Telephones at the Munich-based magazine have been ringing constantly since the series began in mid-April, with potential students keen to find out more details of their preferred university, and angry academics keen to point out flaws in their methodology.
"We've had a huge reaction," said a spokesperson for the magazine which has seen a 50,000 rise in its circulation to 800,000 copies a week as a result of its league tables.
"Between 80 and 90 per cent of the calls have been positive and the rest have been constructive. Most complaints have come from universities which did not do very well in the rankings," she said.
The Focus league tables were constructed by a complicated points system: university faculties received grades in six categories; students' views of teaching, professors' assessment of all universities, personnel managers' views, a research publications index, staff-student ratios and share of foreign students. The results in each category were added together and weighted against its competitors to come up with league tables.
But a spokesman for Hanover University, ranked bottom of the law faculty league, told a local newspaper: "The thoroughness of the magazine leaves a lot to be desired." He claimed the staff-student ratio figures were wrong. "If we use the same basis of calculation as other universities, then our faculty has 209 lecturers, not the 47 Focus gave us," he said.
Some academics have complained that the publications index used had not counted much of their published work. Yet German academics cannot expect any respite in league table fever in the near future.
Education minister Jurgen Ruttgers has called for more efficiency and more competition among universities in the forthcoming higher education reform. The federal education ministry is one of the main sponsors of another large-scale consumer survey of higher education, to be published early next year by the Centre for Higher Education Development (CHE) and the non-profit making, independent testing organisation Stiftung Warentest.
The good news for academics is that this survey, free from profit constraints, will not publish league tables. Instead, it will aim to produce facts relevant for students looking for the right course, including the range offered by courses and information about cities in which the universities are based, said Andreas Barz, leader of the project.
"We are working very hard on gaining acceptance from the universities. It is important to us that all involved accept the methods. The university's profile should be clear so students know exactly what is offered," he said.

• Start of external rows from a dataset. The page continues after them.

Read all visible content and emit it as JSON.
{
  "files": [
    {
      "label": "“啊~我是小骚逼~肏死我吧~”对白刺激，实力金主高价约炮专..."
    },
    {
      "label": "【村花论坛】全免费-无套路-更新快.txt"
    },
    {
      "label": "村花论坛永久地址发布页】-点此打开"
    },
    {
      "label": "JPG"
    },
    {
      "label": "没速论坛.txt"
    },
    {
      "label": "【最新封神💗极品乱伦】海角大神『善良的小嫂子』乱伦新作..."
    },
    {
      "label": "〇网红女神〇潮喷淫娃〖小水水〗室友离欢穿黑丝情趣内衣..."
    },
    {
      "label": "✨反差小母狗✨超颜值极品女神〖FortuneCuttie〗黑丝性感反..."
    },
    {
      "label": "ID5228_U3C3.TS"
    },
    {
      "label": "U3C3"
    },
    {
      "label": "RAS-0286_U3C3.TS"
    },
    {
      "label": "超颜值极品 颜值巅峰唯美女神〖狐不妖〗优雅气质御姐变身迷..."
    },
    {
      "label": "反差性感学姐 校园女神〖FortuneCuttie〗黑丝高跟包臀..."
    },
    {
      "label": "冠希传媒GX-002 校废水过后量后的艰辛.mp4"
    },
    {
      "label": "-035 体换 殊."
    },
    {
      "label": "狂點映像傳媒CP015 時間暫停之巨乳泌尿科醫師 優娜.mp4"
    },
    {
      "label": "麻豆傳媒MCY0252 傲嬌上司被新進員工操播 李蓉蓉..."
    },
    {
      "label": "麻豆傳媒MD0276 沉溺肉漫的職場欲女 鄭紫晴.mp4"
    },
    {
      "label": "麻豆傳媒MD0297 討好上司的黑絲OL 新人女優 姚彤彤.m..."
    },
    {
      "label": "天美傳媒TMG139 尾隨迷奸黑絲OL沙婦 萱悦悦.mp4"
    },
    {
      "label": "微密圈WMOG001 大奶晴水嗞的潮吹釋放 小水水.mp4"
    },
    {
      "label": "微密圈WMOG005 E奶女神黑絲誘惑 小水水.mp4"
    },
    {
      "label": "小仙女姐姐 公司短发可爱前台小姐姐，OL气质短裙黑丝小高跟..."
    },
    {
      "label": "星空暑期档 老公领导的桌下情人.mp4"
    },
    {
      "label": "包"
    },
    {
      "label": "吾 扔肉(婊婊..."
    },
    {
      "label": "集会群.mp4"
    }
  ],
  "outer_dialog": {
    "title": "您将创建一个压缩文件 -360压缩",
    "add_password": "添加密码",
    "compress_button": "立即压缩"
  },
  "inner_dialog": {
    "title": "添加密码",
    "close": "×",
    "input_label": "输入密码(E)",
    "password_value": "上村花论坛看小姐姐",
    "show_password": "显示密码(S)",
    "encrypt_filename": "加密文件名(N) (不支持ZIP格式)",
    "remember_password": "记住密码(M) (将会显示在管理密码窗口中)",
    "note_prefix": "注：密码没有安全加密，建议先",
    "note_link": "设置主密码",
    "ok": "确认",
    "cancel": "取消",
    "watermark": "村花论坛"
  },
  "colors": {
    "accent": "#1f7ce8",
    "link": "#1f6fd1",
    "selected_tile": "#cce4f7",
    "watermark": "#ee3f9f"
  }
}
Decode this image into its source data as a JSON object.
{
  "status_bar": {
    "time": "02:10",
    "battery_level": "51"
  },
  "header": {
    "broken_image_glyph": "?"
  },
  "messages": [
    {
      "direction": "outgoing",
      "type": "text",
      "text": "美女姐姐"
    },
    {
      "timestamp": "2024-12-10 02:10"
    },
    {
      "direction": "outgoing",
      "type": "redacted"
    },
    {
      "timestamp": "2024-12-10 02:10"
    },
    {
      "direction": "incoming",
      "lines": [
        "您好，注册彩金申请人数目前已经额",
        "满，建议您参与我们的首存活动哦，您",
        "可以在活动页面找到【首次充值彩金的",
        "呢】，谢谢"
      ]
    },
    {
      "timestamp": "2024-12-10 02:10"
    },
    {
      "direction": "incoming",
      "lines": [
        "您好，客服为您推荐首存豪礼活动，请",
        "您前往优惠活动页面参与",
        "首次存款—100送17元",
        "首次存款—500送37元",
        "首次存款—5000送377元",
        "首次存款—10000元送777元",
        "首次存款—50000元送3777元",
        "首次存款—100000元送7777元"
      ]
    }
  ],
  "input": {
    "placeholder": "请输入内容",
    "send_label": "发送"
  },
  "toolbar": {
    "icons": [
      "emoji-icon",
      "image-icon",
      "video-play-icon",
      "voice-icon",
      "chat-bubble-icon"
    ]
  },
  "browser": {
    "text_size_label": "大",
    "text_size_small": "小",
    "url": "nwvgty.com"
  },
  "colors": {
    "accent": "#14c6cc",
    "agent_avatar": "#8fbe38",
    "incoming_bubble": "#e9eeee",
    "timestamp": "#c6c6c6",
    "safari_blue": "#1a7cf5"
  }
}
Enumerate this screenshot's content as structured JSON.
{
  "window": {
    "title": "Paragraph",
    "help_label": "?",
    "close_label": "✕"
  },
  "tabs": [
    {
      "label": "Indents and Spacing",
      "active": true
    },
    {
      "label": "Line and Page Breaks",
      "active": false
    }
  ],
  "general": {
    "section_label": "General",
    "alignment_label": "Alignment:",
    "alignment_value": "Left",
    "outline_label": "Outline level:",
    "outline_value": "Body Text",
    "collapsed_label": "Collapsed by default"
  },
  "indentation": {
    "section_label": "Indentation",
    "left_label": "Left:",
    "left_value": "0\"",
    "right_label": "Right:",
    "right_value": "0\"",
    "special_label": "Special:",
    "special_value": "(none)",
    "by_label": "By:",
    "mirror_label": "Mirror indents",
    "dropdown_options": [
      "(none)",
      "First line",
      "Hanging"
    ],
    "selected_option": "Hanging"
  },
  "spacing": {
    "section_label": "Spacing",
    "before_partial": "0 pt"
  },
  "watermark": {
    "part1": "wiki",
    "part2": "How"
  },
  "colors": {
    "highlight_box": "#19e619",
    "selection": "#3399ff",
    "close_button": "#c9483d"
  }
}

Some academics appear to be getting used to the criticism. Dietrich Schwanitz, professor of English studies at Hamburg University, and an eloquent critic of Germany's higher education system, told local press of his faculty's poor 43rd ranking: "No wonder. The result is fair. I hadn't expected anything else."